What this task involves: Your copy should hold exactly the lines from the one containing "What data populates" through the last line of the entries, and no pictures.

(Data about app and page elements)
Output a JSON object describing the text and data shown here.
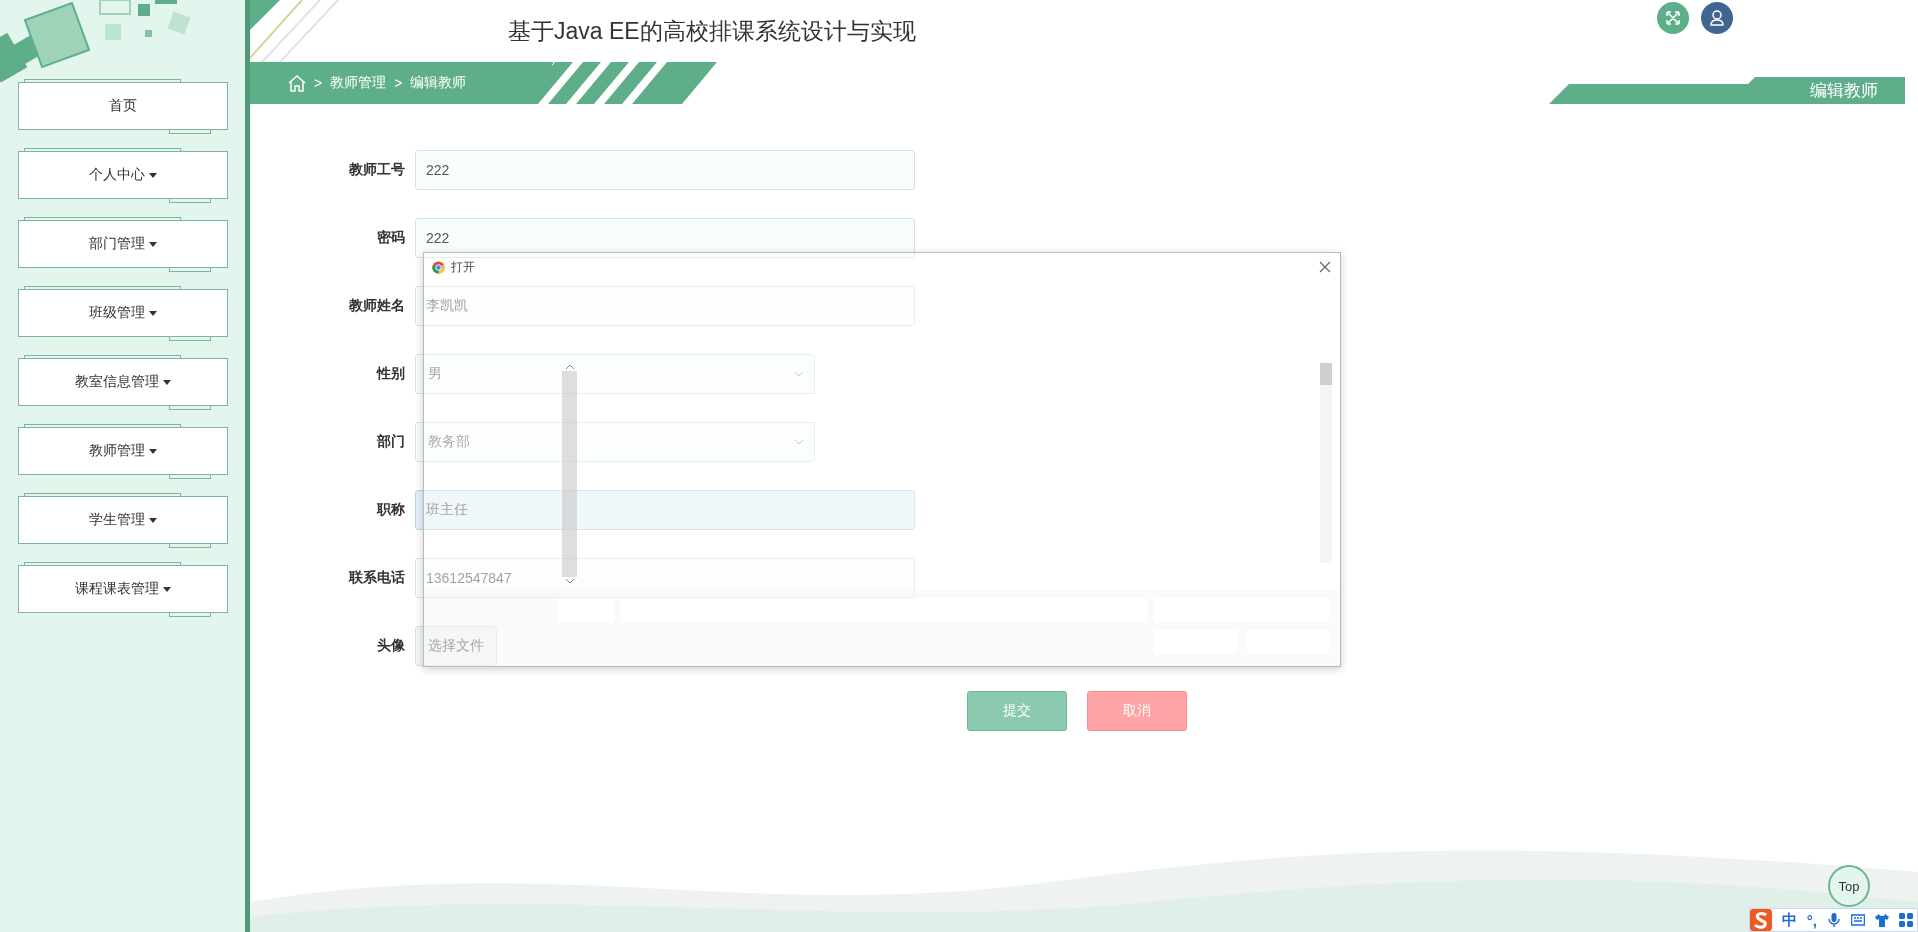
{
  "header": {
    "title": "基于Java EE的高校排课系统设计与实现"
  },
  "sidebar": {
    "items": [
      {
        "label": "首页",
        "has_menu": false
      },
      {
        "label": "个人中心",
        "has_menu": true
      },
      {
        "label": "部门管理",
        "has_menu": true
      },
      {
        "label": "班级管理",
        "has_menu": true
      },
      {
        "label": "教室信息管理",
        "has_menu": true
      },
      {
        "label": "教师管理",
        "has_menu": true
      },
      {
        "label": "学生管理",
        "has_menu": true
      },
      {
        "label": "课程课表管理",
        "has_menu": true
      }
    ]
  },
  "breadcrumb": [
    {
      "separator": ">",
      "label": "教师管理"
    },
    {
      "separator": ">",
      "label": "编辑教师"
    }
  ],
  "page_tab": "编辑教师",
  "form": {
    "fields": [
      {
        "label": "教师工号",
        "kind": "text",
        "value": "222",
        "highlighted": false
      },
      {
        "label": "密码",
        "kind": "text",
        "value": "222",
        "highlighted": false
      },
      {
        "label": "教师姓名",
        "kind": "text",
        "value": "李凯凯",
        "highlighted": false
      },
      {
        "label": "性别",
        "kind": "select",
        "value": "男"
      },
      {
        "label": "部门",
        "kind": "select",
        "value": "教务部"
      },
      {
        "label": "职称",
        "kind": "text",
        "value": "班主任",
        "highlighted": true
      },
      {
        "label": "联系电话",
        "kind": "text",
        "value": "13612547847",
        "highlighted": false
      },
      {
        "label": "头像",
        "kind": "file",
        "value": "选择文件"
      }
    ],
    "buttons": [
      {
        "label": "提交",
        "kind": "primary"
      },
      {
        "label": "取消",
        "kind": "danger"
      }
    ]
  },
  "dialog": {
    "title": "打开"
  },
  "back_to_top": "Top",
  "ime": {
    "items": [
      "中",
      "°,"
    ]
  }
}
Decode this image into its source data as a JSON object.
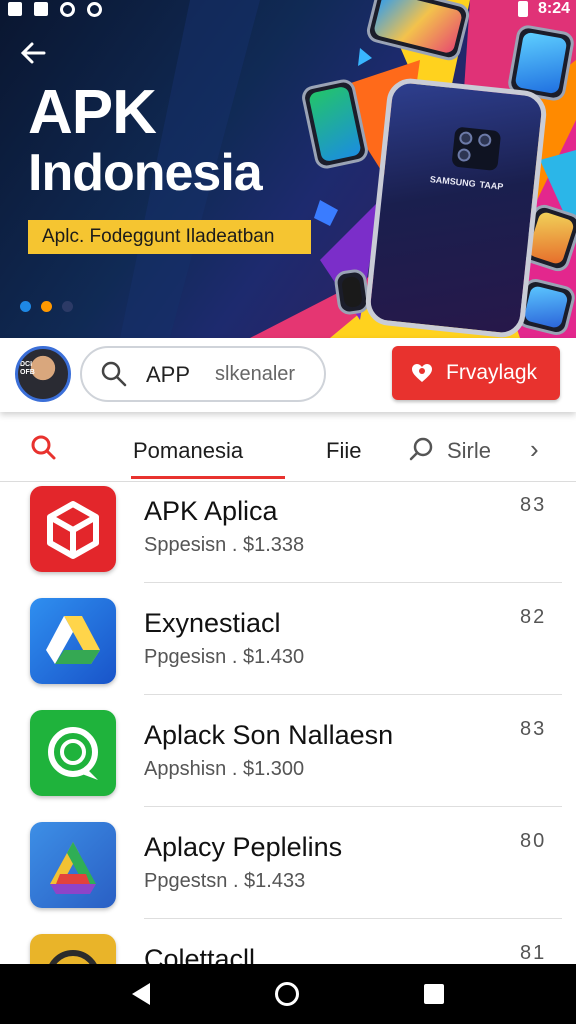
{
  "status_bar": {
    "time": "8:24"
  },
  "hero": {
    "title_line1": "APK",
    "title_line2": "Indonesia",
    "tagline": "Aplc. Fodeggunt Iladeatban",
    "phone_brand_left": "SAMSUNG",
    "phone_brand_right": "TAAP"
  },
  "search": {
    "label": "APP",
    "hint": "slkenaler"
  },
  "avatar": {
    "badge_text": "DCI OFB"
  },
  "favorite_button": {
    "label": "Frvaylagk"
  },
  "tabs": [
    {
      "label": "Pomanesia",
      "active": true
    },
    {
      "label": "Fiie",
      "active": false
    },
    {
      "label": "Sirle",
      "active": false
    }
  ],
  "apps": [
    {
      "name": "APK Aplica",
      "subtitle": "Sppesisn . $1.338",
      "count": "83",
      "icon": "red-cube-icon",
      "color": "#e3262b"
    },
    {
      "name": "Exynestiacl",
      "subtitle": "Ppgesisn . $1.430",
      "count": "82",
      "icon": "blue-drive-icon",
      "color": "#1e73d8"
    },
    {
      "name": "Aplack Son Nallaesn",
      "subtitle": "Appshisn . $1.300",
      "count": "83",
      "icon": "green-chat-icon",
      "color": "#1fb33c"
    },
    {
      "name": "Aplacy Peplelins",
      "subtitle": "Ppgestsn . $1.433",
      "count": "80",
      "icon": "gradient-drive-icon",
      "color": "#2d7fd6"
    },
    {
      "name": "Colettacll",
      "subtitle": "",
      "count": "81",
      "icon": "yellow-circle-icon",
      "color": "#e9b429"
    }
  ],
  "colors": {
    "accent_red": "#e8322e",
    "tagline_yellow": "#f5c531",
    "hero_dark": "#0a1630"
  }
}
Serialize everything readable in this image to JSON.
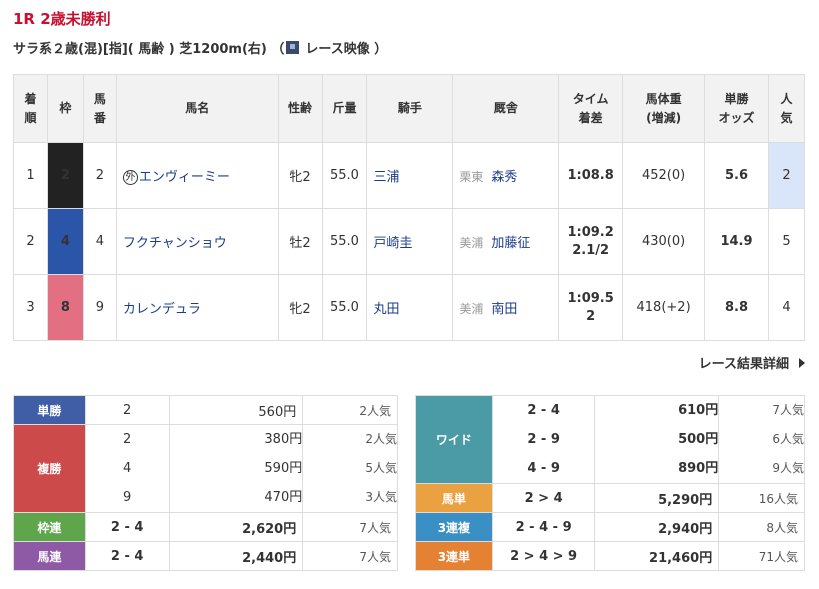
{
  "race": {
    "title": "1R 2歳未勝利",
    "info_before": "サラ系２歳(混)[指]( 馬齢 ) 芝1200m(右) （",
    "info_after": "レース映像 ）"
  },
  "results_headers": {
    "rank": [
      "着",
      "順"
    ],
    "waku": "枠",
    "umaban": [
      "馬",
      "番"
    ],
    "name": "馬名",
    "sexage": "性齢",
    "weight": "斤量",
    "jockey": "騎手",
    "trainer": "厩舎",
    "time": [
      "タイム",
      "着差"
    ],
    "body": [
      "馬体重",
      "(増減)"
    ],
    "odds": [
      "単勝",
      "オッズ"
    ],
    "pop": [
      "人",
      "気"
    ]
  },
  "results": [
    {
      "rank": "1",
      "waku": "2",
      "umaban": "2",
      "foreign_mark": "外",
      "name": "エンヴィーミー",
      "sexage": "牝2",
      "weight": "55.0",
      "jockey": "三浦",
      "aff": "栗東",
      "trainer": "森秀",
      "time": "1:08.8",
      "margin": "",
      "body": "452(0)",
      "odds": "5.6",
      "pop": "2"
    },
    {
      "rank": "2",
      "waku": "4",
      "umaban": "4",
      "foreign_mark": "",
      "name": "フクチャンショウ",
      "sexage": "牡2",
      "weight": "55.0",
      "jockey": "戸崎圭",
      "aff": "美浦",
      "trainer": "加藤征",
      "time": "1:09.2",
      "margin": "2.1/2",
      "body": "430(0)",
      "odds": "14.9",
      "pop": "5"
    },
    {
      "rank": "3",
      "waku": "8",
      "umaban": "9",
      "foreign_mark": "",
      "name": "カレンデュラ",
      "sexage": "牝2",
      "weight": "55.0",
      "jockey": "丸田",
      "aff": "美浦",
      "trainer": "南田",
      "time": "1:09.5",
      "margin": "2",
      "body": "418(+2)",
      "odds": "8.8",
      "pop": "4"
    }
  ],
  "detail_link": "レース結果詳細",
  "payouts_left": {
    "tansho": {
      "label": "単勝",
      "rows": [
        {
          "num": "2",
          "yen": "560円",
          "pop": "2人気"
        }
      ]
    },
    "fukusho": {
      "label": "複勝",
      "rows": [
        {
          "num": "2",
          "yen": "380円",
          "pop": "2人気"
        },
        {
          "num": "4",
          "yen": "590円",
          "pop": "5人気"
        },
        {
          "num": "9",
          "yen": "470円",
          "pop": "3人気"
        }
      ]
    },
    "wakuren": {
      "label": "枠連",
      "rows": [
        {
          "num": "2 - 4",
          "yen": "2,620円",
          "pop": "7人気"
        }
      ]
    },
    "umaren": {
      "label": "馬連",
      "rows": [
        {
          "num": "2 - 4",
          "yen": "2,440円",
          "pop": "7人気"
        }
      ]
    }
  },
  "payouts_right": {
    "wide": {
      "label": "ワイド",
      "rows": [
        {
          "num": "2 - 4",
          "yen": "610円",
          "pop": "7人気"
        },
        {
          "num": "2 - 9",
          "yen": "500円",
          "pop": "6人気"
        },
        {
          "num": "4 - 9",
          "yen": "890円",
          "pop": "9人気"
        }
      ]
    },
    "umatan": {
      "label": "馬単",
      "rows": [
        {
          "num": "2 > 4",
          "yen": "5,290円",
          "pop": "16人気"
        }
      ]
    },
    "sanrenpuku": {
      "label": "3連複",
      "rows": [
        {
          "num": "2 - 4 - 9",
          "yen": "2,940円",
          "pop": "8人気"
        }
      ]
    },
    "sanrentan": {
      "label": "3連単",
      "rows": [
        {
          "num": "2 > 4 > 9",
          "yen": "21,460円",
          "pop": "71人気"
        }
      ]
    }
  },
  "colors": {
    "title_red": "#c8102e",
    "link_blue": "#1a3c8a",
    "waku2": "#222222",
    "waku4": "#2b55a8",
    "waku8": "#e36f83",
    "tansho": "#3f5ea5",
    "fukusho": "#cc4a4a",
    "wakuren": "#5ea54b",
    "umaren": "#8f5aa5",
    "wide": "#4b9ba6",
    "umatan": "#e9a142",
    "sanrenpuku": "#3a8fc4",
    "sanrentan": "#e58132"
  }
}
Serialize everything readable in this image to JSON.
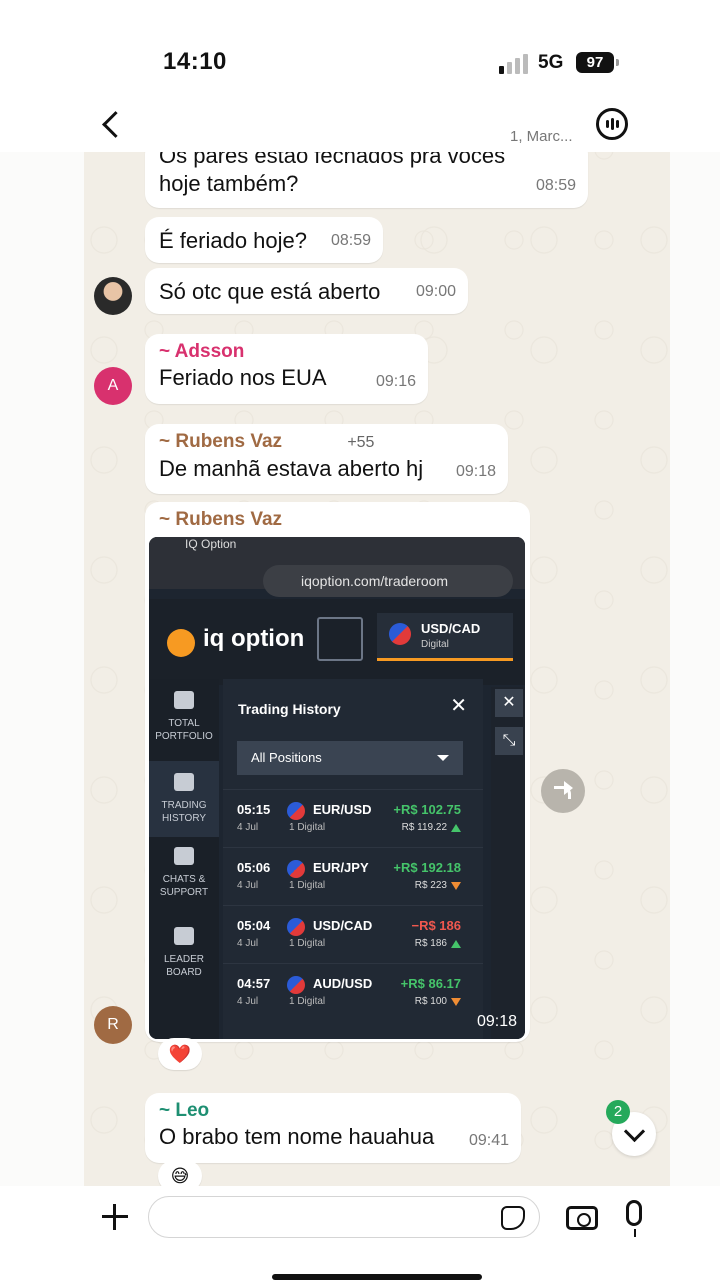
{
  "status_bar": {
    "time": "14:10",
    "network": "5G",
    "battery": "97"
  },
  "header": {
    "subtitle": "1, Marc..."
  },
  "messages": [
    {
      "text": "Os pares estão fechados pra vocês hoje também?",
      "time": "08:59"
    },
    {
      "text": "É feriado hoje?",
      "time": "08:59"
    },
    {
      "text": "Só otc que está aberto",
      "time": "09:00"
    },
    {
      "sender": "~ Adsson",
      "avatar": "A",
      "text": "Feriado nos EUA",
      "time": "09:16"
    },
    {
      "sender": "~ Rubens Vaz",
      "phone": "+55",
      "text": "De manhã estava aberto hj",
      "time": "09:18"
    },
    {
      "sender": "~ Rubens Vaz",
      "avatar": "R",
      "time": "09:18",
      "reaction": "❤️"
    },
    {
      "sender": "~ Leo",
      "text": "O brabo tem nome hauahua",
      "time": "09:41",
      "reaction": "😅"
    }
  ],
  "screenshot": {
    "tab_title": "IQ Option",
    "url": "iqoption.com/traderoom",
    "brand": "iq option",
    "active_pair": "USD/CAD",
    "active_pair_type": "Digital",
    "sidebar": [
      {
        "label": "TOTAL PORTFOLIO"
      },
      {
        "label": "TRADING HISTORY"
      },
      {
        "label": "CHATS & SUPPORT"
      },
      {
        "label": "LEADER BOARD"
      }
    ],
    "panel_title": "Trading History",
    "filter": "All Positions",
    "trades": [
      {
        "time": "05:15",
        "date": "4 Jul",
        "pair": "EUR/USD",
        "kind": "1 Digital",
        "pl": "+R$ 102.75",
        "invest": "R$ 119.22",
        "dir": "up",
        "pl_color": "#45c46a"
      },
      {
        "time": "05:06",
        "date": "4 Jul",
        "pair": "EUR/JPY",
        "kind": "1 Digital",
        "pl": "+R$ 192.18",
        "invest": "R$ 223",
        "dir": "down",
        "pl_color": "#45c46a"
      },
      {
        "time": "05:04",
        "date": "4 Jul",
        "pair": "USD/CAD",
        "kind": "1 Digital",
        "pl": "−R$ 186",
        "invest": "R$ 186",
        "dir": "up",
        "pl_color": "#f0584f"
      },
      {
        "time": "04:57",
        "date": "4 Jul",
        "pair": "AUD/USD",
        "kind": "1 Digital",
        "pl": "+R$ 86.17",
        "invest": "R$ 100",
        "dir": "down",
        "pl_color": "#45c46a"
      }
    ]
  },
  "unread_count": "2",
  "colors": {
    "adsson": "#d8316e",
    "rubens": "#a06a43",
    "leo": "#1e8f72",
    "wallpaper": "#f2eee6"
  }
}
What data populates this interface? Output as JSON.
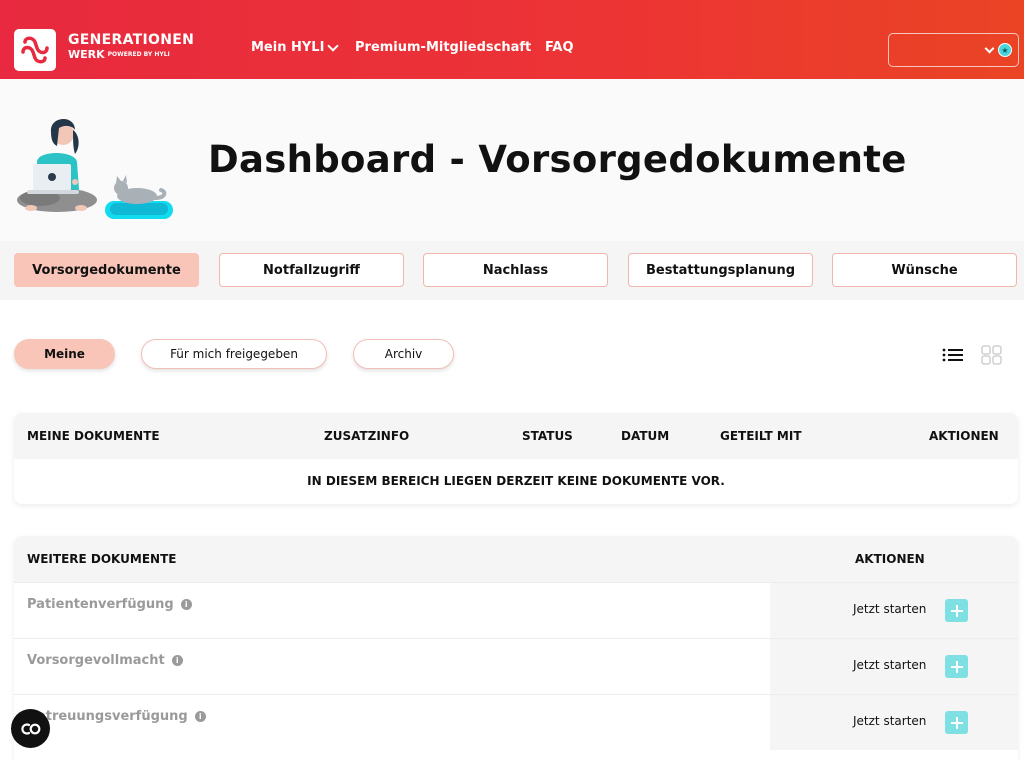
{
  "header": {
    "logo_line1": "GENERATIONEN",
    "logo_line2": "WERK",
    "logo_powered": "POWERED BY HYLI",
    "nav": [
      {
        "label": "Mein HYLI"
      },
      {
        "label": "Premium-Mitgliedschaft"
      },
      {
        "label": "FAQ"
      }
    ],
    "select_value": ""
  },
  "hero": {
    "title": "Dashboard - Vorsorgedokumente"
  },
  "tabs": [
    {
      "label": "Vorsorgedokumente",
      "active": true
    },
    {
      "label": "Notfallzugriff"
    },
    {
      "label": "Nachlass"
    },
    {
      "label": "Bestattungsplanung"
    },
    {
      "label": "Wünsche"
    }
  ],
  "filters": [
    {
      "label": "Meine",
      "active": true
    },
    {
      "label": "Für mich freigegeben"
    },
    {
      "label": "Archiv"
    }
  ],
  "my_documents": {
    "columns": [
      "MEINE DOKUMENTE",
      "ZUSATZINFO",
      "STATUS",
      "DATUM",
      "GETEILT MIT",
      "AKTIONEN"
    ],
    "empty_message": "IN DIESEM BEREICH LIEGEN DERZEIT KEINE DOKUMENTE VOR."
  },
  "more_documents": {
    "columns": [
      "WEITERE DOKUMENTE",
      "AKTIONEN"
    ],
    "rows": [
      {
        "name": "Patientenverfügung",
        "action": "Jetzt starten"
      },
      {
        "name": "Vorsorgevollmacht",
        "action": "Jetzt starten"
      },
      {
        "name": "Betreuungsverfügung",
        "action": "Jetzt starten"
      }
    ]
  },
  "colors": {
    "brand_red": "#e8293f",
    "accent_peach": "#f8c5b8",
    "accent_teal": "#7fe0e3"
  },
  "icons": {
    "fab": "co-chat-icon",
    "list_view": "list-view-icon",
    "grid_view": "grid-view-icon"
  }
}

Solution for this task:
What data populates this interface? Output as JSON.
{
  "header": {
    "logo_line1": "GENERATIONEN",
    "logo_line2": "WERK",
    "logo_powered": "POWERED BY HYLI",
    "nav": [
      {
        "label": "Mein HYLI"
      },
      {
        "label": "Premium-Mitgliedschaft"
      },
      {
        "label": "FAQ"
      }
    ],
    "select_value": ""
  },
  "hero": {
    "title": "Dashboard - Vorsorgedokumente"
  },
  "tabs": [
    {
      "label": "Vorsorgedokumente",
      "active": true
    },
    {
      "label": "Notfallzugriff"
    },
    {
      "label": "Nachlass"
    },
    {
      "label": "Bestattungsplanung"
    },
    {
      "label": "Wünsche"
    }
  ],
  "filters": [
    {
      "label": "Meine",
      "active": true
    },
    {
      "label": "Für mich freigegeben"
    },
    {
      "label": "Archiv"
    }
  ],
  "my_documents": {
    "columns": [
      "MEINE DOKUMENTE",
      "ZUSATZINFO",
      "STATUS",
      "DATUM",
      "GETEILT MIT",
      "AKTIONEN"
    ],
    "empty_message": "IN DIESEM BEREICH LIEGEN DERZEIT KEINE DOKUMENTE VOR."
  },
  "more_documents": {
    "columns": [
      "WEITERE DOKUMENTE",
      "AKTIONEN"
    ],
    "rows": [
      {
        "name": "Patientenverfügung",
        "action": "Jetzt starten"
      },
      {
        "name": "Vorsorgevollmacht",
        "action": "Jetzt starten"
      },
      {
        "name": "Betreuungsverfügung",
        "action": "Jetzt starten"
      }
    ]
  },
  "colors": {
    "brand_red": "#e8293f",
    "accent_peach": "#f8c5b8",
    "accent_teal": "#7fe0e3"
  },
  "icons": {
    "fab": "co-chat-icon",
    "list_view": "list-view-icon",
    "grid_view": "grid-view-icon"
  }
}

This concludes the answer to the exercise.